Instructions to follow
Among the records below, find the lines that contain "legend" and copy each of them.

[Website and app data records]
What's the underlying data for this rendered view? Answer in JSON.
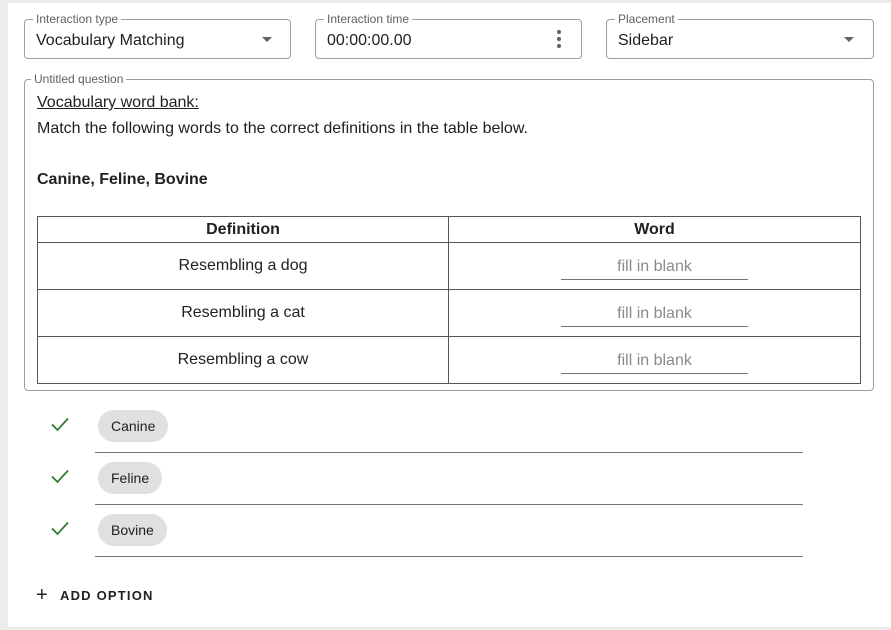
{
  "header": {
    "interaction_type": {
      "legend": "Interaction type",
      "value": "Vocabulary Matching"
    },
    "interaction_time": {
      "legend": "Interaction time",
      "value": "00:00:00.00"
    },
    "placement": {
      "legend": "Placement",
      "value": "Sidebar"
    }
  },
  "question": {
    "legend": "Untitled question",
    "title": "Vocabulary word bank:",
    "instruction": "Match the following words to the correct definitions in the table below.",
    "word_list": "Canine, Feline, Bovine",
    "table": {
      "headers": [
        "Definition",
        "Word"
      ],
      "rows": [
        {
          "definition": "Resembling a dog",
          "blank": "fill in blank"
        },
        {
          "definition": "Resembling a cat",
          "blank": "fill in blank"
        },
        {
          "definition": "Resembling a cow",
          "blank": "fill in blank"
        }
      ]
    }
  },
  "options": [
    {
      "label": "Canine",
      "correct": true
    },
    {
      "label": "Feline",
      "correct": true
    },
    {
      "label": "Bovine",
      "correct": true
    }
  ],
  "add_option_label": "ADD OPTION",
  "colors": {
    "check": "#2e7d32",
    "chip": "#e0e0e0",
    "border": "#9e9e9e"
  }
}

Output for this exercise
      "legend": "Interaction type",
      "legend": "Interaction time",
      "legend": "Placement",
    "legend": "Untitled question",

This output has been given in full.